Fuori Controllo – Savona, Italy

A new infoshop in a smaller town – via chiavella 3r – savona c.p. 573 – 17100 savona cpo

Centro Cultural de Playancha – Chile

Community center at Pedro León Gallo 4040, Playancha/Valparaíso, Chile, 56 (32) 2349571,

Gatazka infoshop – Bilbao, Basque Country (Spain)

Gatazka (which means “conflict” in Basque) have a 15 year old infoshop at Ronda Street, 12 48005 Bilbao, Spain. Also, check out radical publication Ekintza Zuzena (“direct action”) at

Places to visit

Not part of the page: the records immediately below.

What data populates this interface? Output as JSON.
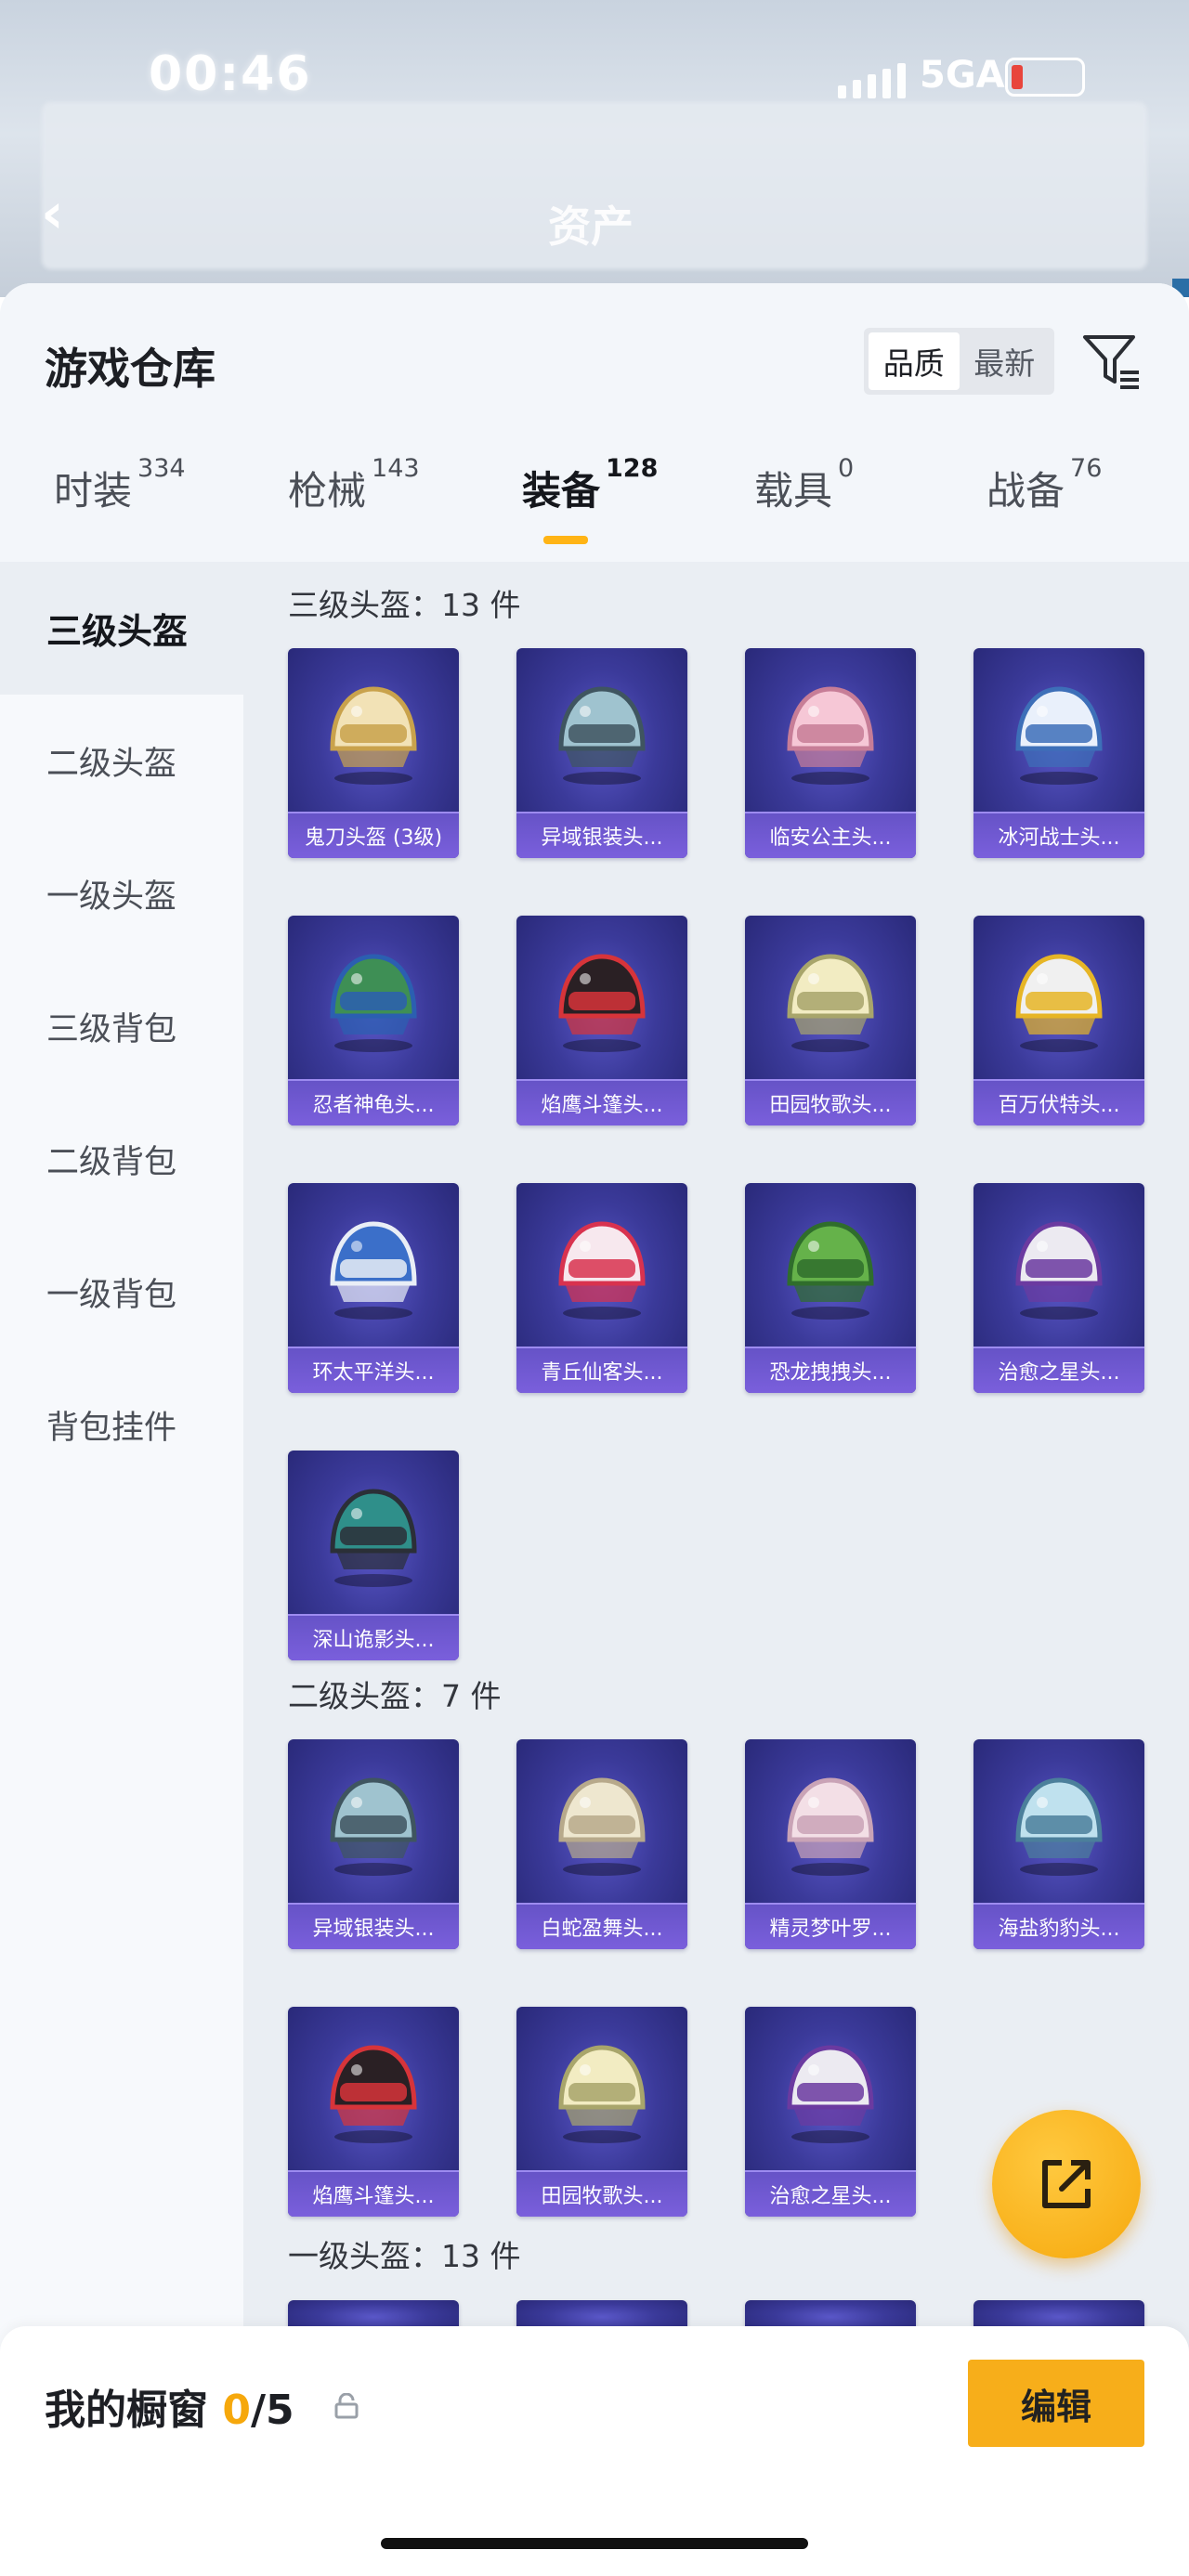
{
  "status_bar": {
    "time": "00:46",
    "network": "5GA"
  },
  "header": {
    "title": "资产"
  },
  "warehouse": {
    "title": "游戏仓库",
    "sort_options": [
      "品质",
      "最新"
    ],
    "active_sort": "品质"
  },
  "tabs": [
    {
      "label": "时装",
      "count": "334"
    },
    {
      "label": "枪械",
      "count": "143"
    },
    {
      "label": "装备",
      "count": "128",
      "active": true
    },
    {
      "label": "载具",
      "count": "0"
    },
    {
      "label": "战备",
      "count": "76"
    }
  ],
  "sidebar": {
    "items": [
      {
        "label": "三级头盔",
        "active": true
      },
      {
        "label": "二级头盔"
      },
      {
        "label": "一级头盔"
      },
      {
        "label": "三级背包"
      },
      {
        "label": "二级背包"
      },
      {
        "label": "一级背包"
      },
      {
        "label": "背包挂件"
      }
    ]
  },
  "sections": [
    {
      "heading": "三级头盔：13 件",
      "items": [
        {
          "name": "鬼刀头盔 (3级)",
          "icon": "helmet-gold-icon"
        },
        {
          "name": "异域银装头...",
          "icon": "helmet-silver-icon"
        },
        {
          "name": "临安公主头...",
          "icon": "helmet-pink-icon"
        },
        {
          "name": "冰河战士头...",
          "icon": "helmet-blue-white-icon"
        },
        {
          "name": "忍者神龟头...",
          "icon": "helmet-turtle-icon"
        },
        {
          "name": "焰鹰斗篷头...",
          "icon": "helmet-red-black-icon"
        },
        {
          "name": "田园牧歌头...",
          "icon": "helmet-flower-icon"
        },
        {
          "name": "百万伏特头...",
          "icon": "helmet-yellow-icon"
        },
        {
          "name": "环太平洋头...",
          "icon": "helmet-mecha-icon"
        },
        {
          "name": "青丘仙客头...",
          "icon": "helmet-cat-icon"
        },
        {
          "name": "恐龙拽拽头...",
          "icon": "helmet-frog-icon"
        },
        {
          "name": "治愈之星头...",
          "icon": "helmet-white-purple-icon"
        },
        {
          "name": "深山诡影头...",
          "icon": "helmet-goblin-icon"
        }
      ]
    },
    {
      "heading": "二级头盔：7 件",
      "items": [
        {
          "name": "异域银装头...",
          "icon": "helmet-silver-icon"
        },
        {
          "name": "白蛇盈舞头...",
          "icon": "helmet-cream-icon"
        },
        {
          "name": "精灵梦叶罗...",
          "icon": "helmet-pink-lace-icon"
        },
        {
          "name": "海盐豹豹头...",
          "icon": "helmet-lightblue-icon"
        },
        {
          "name": "焰鹰斗篷头...",
          "icon": "helmet-red-black-icon"
        },
        {
          "name": "田园牧歌头...",
          "icon": "helmet-flower-icon"
        },
        {
          "name": "治愈之星头...",
          "icon": "helmet-white-purple-icon"
        }
      ]
    },
    {
      "heading": "一级头盔：13 件",
      "items": []
    }
  ],
  "showcase": {
    "label": "我的橱窗",
    "current": "0",
    "total": "/5"
  },
  "edit_button": "编辑",
  "colors": {
    "accent": "#f7ae1a",
    "card_bg": "#3b3a9a",
    "name_bar": "#7a5fdc"
  }
}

These may not necessarily all be infoshops, but these small businesses, co-ops, and community spaces are good spots to stop by if you’re traveling through.

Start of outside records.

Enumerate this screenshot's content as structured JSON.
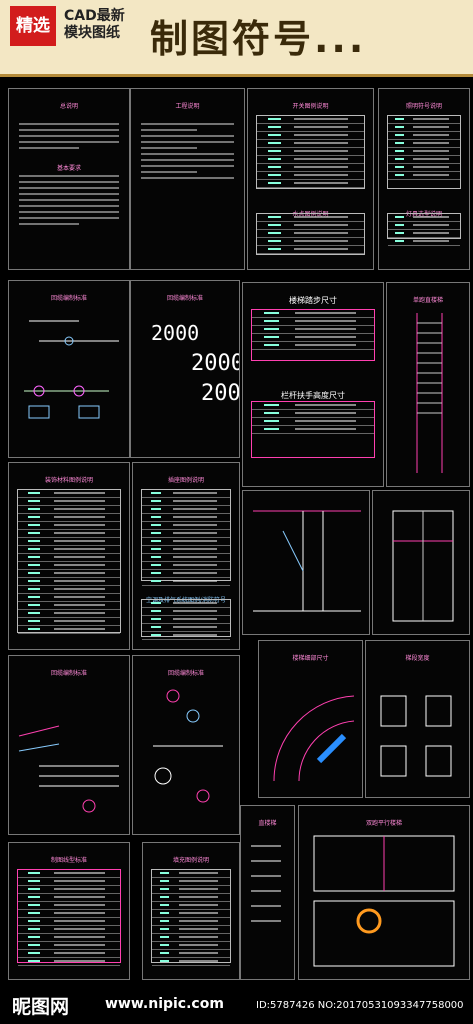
{
  "header": {
    "badge": "精选",
    "cad_line1": "CAD最新",
    "cad_line2": "模块图纸",
    "title": "制图符号..."
  },
  "panels": {
    "p1_title": "总说明",
    "p1_sub": "基本要求",
    "p2_title": "工程说明",
    "p3_title": "开关图例说明",
    "p3_sub": "水点图例说明",
    "p4_title": "照明符号说明",
    "p4_sub": "灯具选型说明",
    "p5_title": "回缆编制标准",
    "p6_title": "回缆编制标准",
    "p6_big": "2000",
    "p7_title": "楼梯踏步尺寸",
    "p7_sub": "栏杆扶手高度尺寸",
    "p8_title": "单跑直楼梯",
    "p9_title": "装饰材料图例说明",
    "p10_title": "插座图例说明",
    "p10_sub": "空调及排气系统图例/消防符号",
    "p11_title": "回缆编制标准",
    "p12_title": "回缆编制标准",
    "p13_title": "楼梯细部尺寸",
    "p13_side": "梯段宽度",
    "p14_title": "制图线型标准",
    "p15_title": "填充图例说明",
    "p16_title": "直楼梯",
    "p17_title": "双跑平行楼梯"
  },
  "footer": {
    "logo": "昵图网",
    "site": "www.nipic.com",
    "id": "ID:5787426 NO:20170531093347758000"
  }
}
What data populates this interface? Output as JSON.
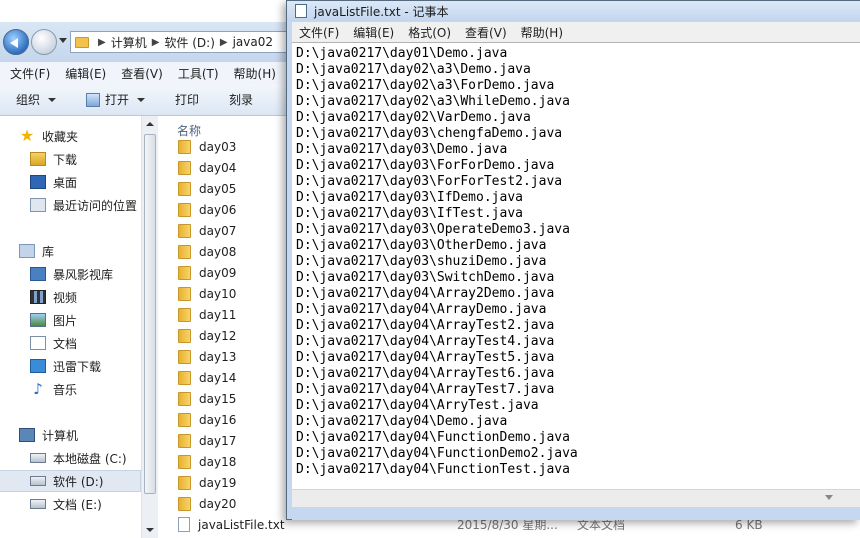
{
  "explorer": {
    "breadcrumb": [
      "计算机",
      "软件 (D:)",
      "java02"
    ],
    "menu": [
      "文件(F)",
      "编辑(E)",
      "查看(V)",
      "工具(T)",
      "帮助(H)"
    ],
    "toolbar": {
      "organize": "组织",
      "open": "打开",
      "print": "打印",
      "burn": "刻录"
    },
    "nav": {
      "favorites": "收藏夹",
      "downloads": "下载",
      "desktop": "桌面",
      "recent": "最近访问的位置",
      "libraries": "库",
      "baofeng": "暴风影视库",
      "videos": "视频",
      "pictures": "图片",
      "documents": "文档",
      "xunlei": "迅雷下载",
      "music": "音乐",
      "computer": "计算机",
      "drive_c": "本地磁盘 (C:)",
      "drive_d": "软件 (D:)",
      "drive_e": "文档 (E:)"
    },
    "column_name": "名称",
    "folders": [
      "day03",
      "day04",
      "day05",
      "day06",
      "day07",
      "day08",
      "day09",
      "day10",
      "day11",
      "day12",
      "day13",
      "day14",
      "day15",
      "day16",
      "day17",
      "day18",
      "day19",
      "day20"
    ],
    "txt_file": {
      "name": "javaListFile.txt",
      "date": "2015/8/30 星期...",
      "type": "文本文档",
      "size": "6 KB"
    }
  },
  "notepad": {
    "title": "javaListFile.txt - 记事本",
    "menu": [
      "文件(F)",
      "编辑(E)",
      "格式(O)",
      "查看(V)",
      "帮助(H)"
    ],
    "lines": [
      "D:\\java0217\\day01\\Demo.java",
      "D:\\java0217\\day02\\a3\\Demo.java",
      "D:\\java0217\\day02\\a3\\ForDemo.java",
      "D:\\java0217\\day02\\a3\\WhileDemo.java",
      "D:\\java0217\\day02\\VarDemo.java",
      "D:\\java0217\\day03\\chengfaDemo.java",
      "D:\\java0217\\day03\\Demo.java",
      "D:\\java0217\\day03\\ForForDemo.java",
      "D:\\java0217\\day03\\ForForTest2.java",
      "D:\\java0217\\day03\\IfDemo.java",
      "D:\\java0217\\day03\\IfTest.java",
      "D:\\java0217\\day03\\OperateDemo3.java",
      "D:\\java0217\\day03\\OtherDemo.java",
      "D:\\java0217\\day03\\shuziDemo.java",
      "D:\\java0217\\day03\\SwitchDemo.java",
      "D:\\java0217\\day04\\Array2Demo.java",
      "D:\\java0217\\day04\\ArrayDemo.java",
      "D:\\java0217\\day04\\ArrayTest2.java",
      "D:\\java0217\\day04\\ArrayTest4.java",
      "D:\\java0217\\day04\\ArrayTest5.java",
      "D:\\java0217\\day04\\ArrayTest6.java",
      "D:\\java0217\\day04\\ArrayTest7.java",
      "D:\\java0217\\day04\\ArryTest.java",
      "D:\\java0217\\day04\\Demo.java",
      "D:\\java0217\\day04\\FunctionDemo.java",
      "D:\\java0217\\day04\\FunctionDemo2.java",
      "D:\\java0217\\day04\\FunctionTest.java"
    ]
  }
}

Fargo, North Dakota

• Tochi Products

1111 2nd Ave N, Fargo ND 701-232-7700

• The Red Raven Espresso Parlor, 14 Roberts street in the basement, Fargo, ND 58102.701-478-7337.

• Amazing Grains Cooperative, 214 DeMers Ave, Grand Forks ND 701-775-4542

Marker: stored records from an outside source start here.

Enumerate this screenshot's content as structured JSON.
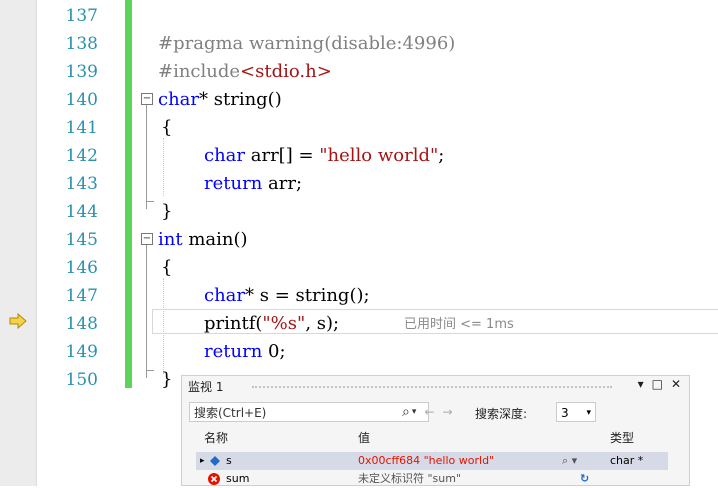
{
  "editor": {
    "line_numbers": [
      "137",
      "138",
      "139",
      "140",
      "141",
      "142",
      "143",
      "144",
      "145",
      "146",
      "147",
      "148",
      "149",
      "150"
    ],
    "code": {
      "l138": {
        "text": "#pragma warning(disable:4996)"
      },
      "l139": {
        "pre": "#include",
        "inc": "<stdio.h>"
      },
      "l140": {
        "kw": "char",
        "rest": "* string()"
      },
      "l141": "{",
      "l142": {
        "kw": "char",
        "mid": " arr[] = ",
        "str": "\"hello world\"",
        "end": ";"
      },
      "l143": {
        "kw": "return",
        "rest": " arr;"
      },
      "l144": "}",
      "l145": {
        "kw": "int",
        "rest": " main()"
      },
      "l146": "{",
      "l147": {
        "kw": "char",
        "rest": "* s = string();"
      },
      "l148": {
        "fn": "printf(",
        "str": "\"%s\"",
        "rest": ", s);"
      },
      "l149": {
        "kw": "return",
        "rest": " 0;"
      },
      "l150": "}"
    },
    "elapsed_text": "已用时间 <= 1ms",
    "fold_collapse_symbol": "−"
  },
  "watch": {
    "title": "监视 1",
    "controls": {
      "dropdown": "▾",
      "maximize": "□",
      "close": "✕"
    },
    "search_placeholder": "搜索(Ctrl+E)",
    "search_icon": "⌕",
    "search_icon_drop": "▾",
    "nav_back": "←",
    "nav_forward": "→",
    "depth_label": "搜索深度:",
    "depth_value": "3",
    "depth_drop": "▾",
    "columns": {
      "name": "名称",
      "value": "值",
      "type": "类型"
    },
    "rows": [
      {
        "expand": "▸",
        "name": "s",
        "value": "0x00cff684 \"hello world\"",
        "tools": "⌕ ▾",
        "type": "char *"
      },
      {
        "name": "sum",
        "value": "未定义标识符 \"sum\"",
        "tools": "↻",
        "type": ""
      }
    ]
  },
  "colors": {
    "keyword": "#0000ff",
    "string": "#a31515",
    "preprocessor": "#808080",
    "line_number": "#2b91af",
    "change_bar": "#5dd35d",
    "error": "#e51400"
  }
}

• Mill Town Herbs, 2400 Highway 281 S, Jamestown ND 701-252-2284

Atlanta, Georgia

• Charis Books – the oldest feminist bookstore in the south with a non-profit arm – 1189 Euclid Ave, Atlanta, GA 30307, 404 524-0304

• Sevananda – featuring teach-ins & events – 467 Moreland Avenue NE Atlanta, GA 30307 404 681-2831

• Five Spot – 1123 Euclid Ave Atlanta, GA 30307, 404 223-1100

• Little Five Points community center – lots of events and home of Radio Free Georgia – 1083 Austin Ave. Atlanta, GA 30307 404-522-2926

• SoPo Bikes – bike coop – 465-C Flat Shoals Ave. Atlanta, GA 30316,

Syracuse, New York

• Second Story Books – bookstore with coffee shop, art gallery, film showings and readings – 550 Westcott St. Syracuse, NY

• Lavender Inkwell Bookshoppe – focusing on LGBT literature – 304 McBride St. Syracuse, NY,

Missoula, Montana

• Shakespeare & Co. books – 103 S. 3rd St., W. Missoula, MT 59801, 406-541-6222.

Greensboro, North Carolina

• Greenleaf coop – student run coop cafe – 17708 Founders Hall 5800 W. Friendly Ave. Greensboro, NC 27410

San Diego, California

• Rubber Rose – feminist sex and art shop – 3812 Ray St., San Diego, CA 92104 619-865-6930.

Madison, Wisconsin

• A Room of One’s Own Feminist Bookstore. Ahhh, so many places in Madison to visit . . . 307 W. Johnson St., Madison, WI 53703, 608-257-7888

Toronto, Ontario, Canada

• Bike Pirates – coop bikeshop and anti-car infoshop – 457 Bathurst St, Toronto Canada

• Community Bicycle Network Bike Share – bike lending program plus library of bike material – 761 Queen Street West, Toronto

Corrections to the 2007 Organizer

• Oops – we didn’t list the Acre Infoshop in Raleigh, NC. They’re at 824 Chamberlain St. Raleigh, NC 27607, 919-341-8263.

• We also didn’t list the Ironweed coop at 98 Grand St. Albany, NY 12202 518-429-8233, This used to be an infoshop and is now a house that hosts shows and other events.

• Papercut zine library in Cambridge, MA has a new phone #: 617-492-2600.

• To send mail to the Dry River Infoshop, send it c/o Joleen S, 48 W 4th Street, Tucson, AZ 85705

Places that are gone (or not?)

• We got mail returned from the 908 Collective in Ft. Collins, CO – not sure if they are gone or if it was postal mistake.

• We got mail returned from the Green Lantern Cab
aret in Winona – their website appears to say they are closed now,. but it is darn confusing.

• We have a report that Uprisings in Toronto Canada is gone – if anyone knows, let us know.

• We got mail back from Hodgepodge books – we called but they didn’t call us back – let us know if they still exist.

• We got a letter returned from New World infoshop in Ottawa, Canada (and they owe us $$) we think they’re gone.

• Paper Matches in Indianapolis (listed in the 2006 organizer) is sadly confirmed to be out of business.